“Capitalism has failed” is a frequently uttered sentence these days. From intellectuals to grassroots movements, the failures of capitalism seem blatant and obvious. On the other hand, conservative thinkers remind us of the failures of the communist experiment in the east, in an attempt to ascertain capitalism as the only viable way to run the world’s economic system. PROUT offers a new perspective. We consider that unless we have an economy based on local production, sustainably catering to the people’s needs, we will never be able to battle against the looming environmental and social catastrophes.

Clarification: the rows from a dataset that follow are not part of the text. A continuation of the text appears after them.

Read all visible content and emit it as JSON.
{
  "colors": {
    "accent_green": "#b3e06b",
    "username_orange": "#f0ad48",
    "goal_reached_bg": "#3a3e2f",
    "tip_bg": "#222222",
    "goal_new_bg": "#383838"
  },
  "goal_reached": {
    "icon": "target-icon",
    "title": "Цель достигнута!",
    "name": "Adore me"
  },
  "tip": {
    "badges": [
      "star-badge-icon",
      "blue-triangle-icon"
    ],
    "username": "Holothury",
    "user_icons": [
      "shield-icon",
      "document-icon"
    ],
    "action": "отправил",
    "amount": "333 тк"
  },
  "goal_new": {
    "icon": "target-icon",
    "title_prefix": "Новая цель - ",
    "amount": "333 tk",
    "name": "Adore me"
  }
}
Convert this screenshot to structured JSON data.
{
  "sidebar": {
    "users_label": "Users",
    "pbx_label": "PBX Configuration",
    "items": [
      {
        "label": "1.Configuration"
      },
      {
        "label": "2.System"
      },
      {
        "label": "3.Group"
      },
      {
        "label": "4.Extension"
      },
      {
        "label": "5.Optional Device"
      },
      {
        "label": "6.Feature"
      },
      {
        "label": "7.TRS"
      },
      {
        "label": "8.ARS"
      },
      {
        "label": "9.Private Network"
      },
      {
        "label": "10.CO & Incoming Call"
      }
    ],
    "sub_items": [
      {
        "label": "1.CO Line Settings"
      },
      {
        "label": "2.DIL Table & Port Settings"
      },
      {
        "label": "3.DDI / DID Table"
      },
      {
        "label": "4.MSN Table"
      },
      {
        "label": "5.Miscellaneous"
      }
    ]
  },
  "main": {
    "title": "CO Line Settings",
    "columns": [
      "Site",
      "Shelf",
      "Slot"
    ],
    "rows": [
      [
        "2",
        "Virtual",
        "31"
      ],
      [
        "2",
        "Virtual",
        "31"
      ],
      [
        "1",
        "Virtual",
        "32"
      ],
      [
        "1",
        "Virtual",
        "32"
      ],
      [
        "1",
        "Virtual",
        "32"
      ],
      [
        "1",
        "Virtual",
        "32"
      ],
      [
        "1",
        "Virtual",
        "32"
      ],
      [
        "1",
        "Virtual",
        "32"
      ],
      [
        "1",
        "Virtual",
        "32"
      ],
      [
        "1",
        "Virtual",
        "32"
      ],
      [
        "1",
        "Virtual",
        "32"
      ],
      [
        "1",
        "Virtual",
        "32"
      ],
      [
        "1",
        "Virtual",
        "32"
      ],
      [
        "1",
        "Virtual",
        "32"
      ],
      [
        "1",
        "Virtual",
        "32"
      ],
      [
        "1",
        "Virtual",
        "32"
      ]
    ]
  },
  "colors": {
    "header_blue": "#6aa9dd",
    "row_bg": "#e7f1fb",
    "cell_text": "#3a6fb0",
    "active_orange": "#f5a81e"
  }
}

PROUT is essentially a market economy. We believe in freedom of initiative to be one of the main driving forces in a flourishing market, which ultimately makes for an abundance of varied and high-quality goods. However, we recognize the impending dangers of a market driven by self-interest and greed. For that reason, in a PROUTist system there would be a strong role given to regulation. We understand that each community knows its needs, potentials and weaknesses better than a central government. For this reason, PROUT promotes economic democracy: a decentralized economic system where the means of production are given back to the people through the propagation popularization of worker-owned cooperatives, which together would provide the means to set the agenda for the development of their region. Economic democracy is characterized by an emphasis on the decentralization of economy, while providing a strong regulatory element in all areas where there is potential for abuse (such as the environment, or product safety), ultimately providing for the population’s well-being. In an economic democracy, a situation such as that in Cristobal de Las Casas would not be allowed to happen.
According to PROUT, value is meant to circulate first and foremost within the local community. Therefore, it would be illegal for foreign companies to establish a base and exploit the resources of a region, siphoning the profits made from it to investors all around the world. The significant water supplies in the town should instead be used for the development of the local region. By taking advantage of the kinetic energy produced by water currents from the rivers, cheap and clean energy could be generated. The abundance of water could also be utilized to modernize the production of textiles that has existed in the region for centuries, bringing a rise in the standard of living of the entire population.